▶ _Records provided_:

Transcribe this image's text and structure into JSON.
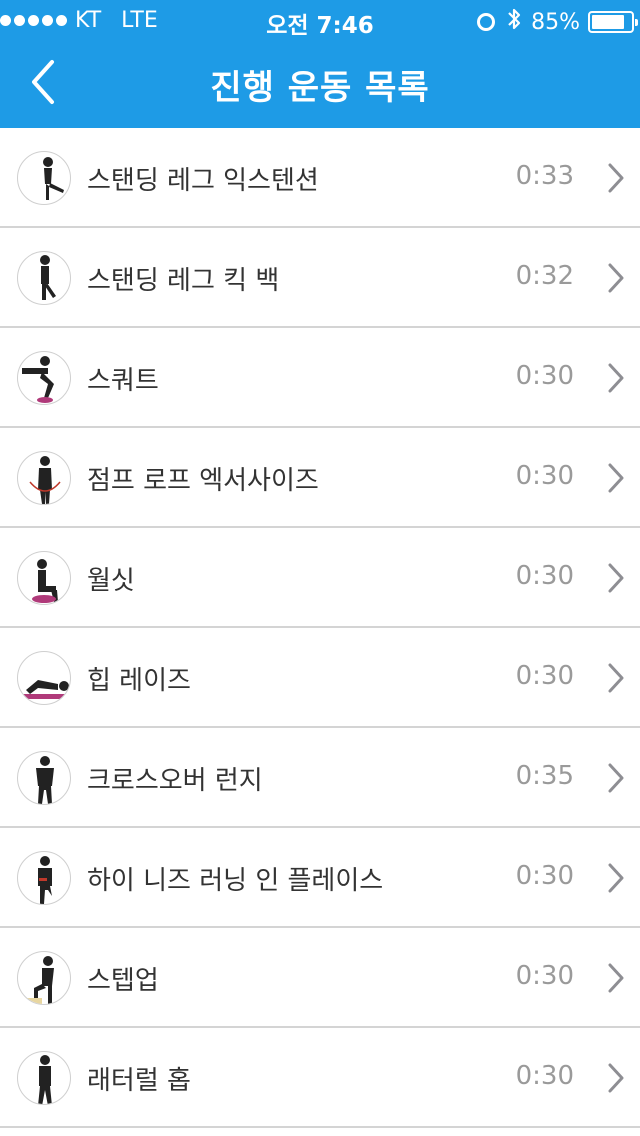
{
  "status_bar": {
    "carrier": "KT",
    "network": "LTE",
    "time": "오전 7:46",
    "battery_text": "85%",
    "battery_level": 0.85
  },
  "nav": {
    "title": "진행 운동 목록",
    "back_icon": "chevron-left-icon"
  },
  "colors": {
    "header_bg": "#1e9be6",
    "divider": "#d4d4d4",
    "time_text": "#9a9a9a"
  },
  "exercises": [
    {
      "name": "스탠딩 레그 익스텐션",
      "time": "0:33",
      "pose": "standing-leg-extension"
    },
    {
      "name": "스탠딩 레그 킥 백",
      "time": "0:32",
      "pose": "standing-leg-kick-back"
    },
    {
      "name": "스쿼트",
      "time": "0:30",
      "pose": "squat"
    },
    {
      "name": "점프 로프 엑서사이즈",
      "time": "0:30",
      "pose": "jump-rope"
    },
    {
      "name": "월싯",
      "time": "0:30",
      "pose": "wall-sit"
    },
    {
      "name": "힙 레이즈",
      "time": "0:30",
      "pose": "hip-raise"
    },
    {
      "name": "크로스오버 런지",
      "time": "0:35",
      "pose": "crossover-lunge"
    },
    {
      "name": "하이 니즈 러닝 인 플레이스",
      "time": "0:30",
      "pose": "high-knees"
    },
    {
      "name": "스텝업",
      "time": "0:30",
      "pose": "step-up"
    },
    {
      "name": "래터럴 홉",
      "time": "0:30",
      "pose": "lateral-hop"
    }
  ]
}
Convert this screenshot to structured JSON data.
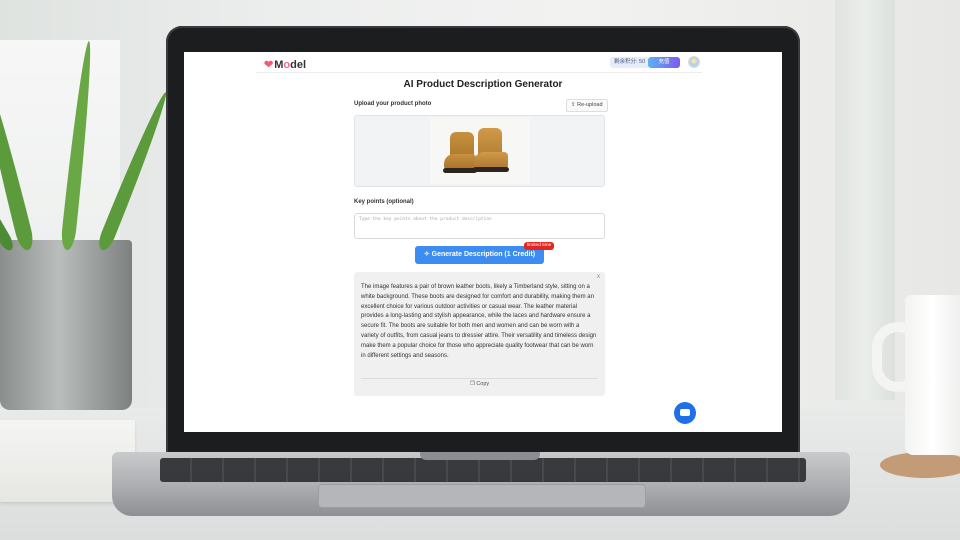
{
  "header": {
    "logo_text_pre": "M",
    "logo_text_o": "o",
    "logo_text_post": "del",
    "credit_text": "剩余积分: 50",
    "vip_label": "充值"
  },
  "page": {
    "title": "AI Product Description Generator"
  },
  "upload": {
    "label": "Upload your product photo",
    "reupload_label": "Re-upload"
  },
  "key_points": {
    "label": "Key points (optional)",
    "placeholder": "Type the key points about the product description"
  },
  "generate": {
    "button_label": "Generate Description (1 Credit)",
    "badge": "limited time"
  },
  "result": {
    "close": "x",
    "text": "The image features a pair of brown leather boots, likely a Timberland style, sitting on a white background. These boots are designed for comfort and durability, making them an excellent choice for various outdoor activities or casual wear. The leather material provides a long-lasting and stylish appearance, while the laces and hardware ensure a secure fit. The boots are suitable for both men and women and can be worn with a variety of outfits, from casual jeans to dressier attire. Their versatility and timeless design make them a popular choice for those who appreciate quality footwear that can be worn in different settings and seasons.",
    "copy_label": "Copy"
  },
  "colors": {
    "primary": "#3c8cf2",
    "badge": "#e4271e",
    "brand_pink": "#f25a7a",
    "chat": "#1f6fe8"
  },
  "icons": [
    "heart-logo-icon",
    "upload-icon",
    "sparkle-icon",
    "copy-icon",
    "chat-icon"
  ]
}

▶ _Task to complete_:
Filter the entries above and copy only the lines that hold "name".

▶ _Exercise response_:
      "name": "스탠딩 레그 익스텐션",
      "name": "스탠딩 레그 킥 백",
      "name": "스쿼트",
      "name": "점프 로프 엑서사이즈",
      "name": "월싯",
      "name": "힙 레이즈",
      "name": "크로스오버 런지",
      "name": "하이 니즈 러닝 인 플레이스",
      "name": "스텝업",
      "name": "래터럴 홉",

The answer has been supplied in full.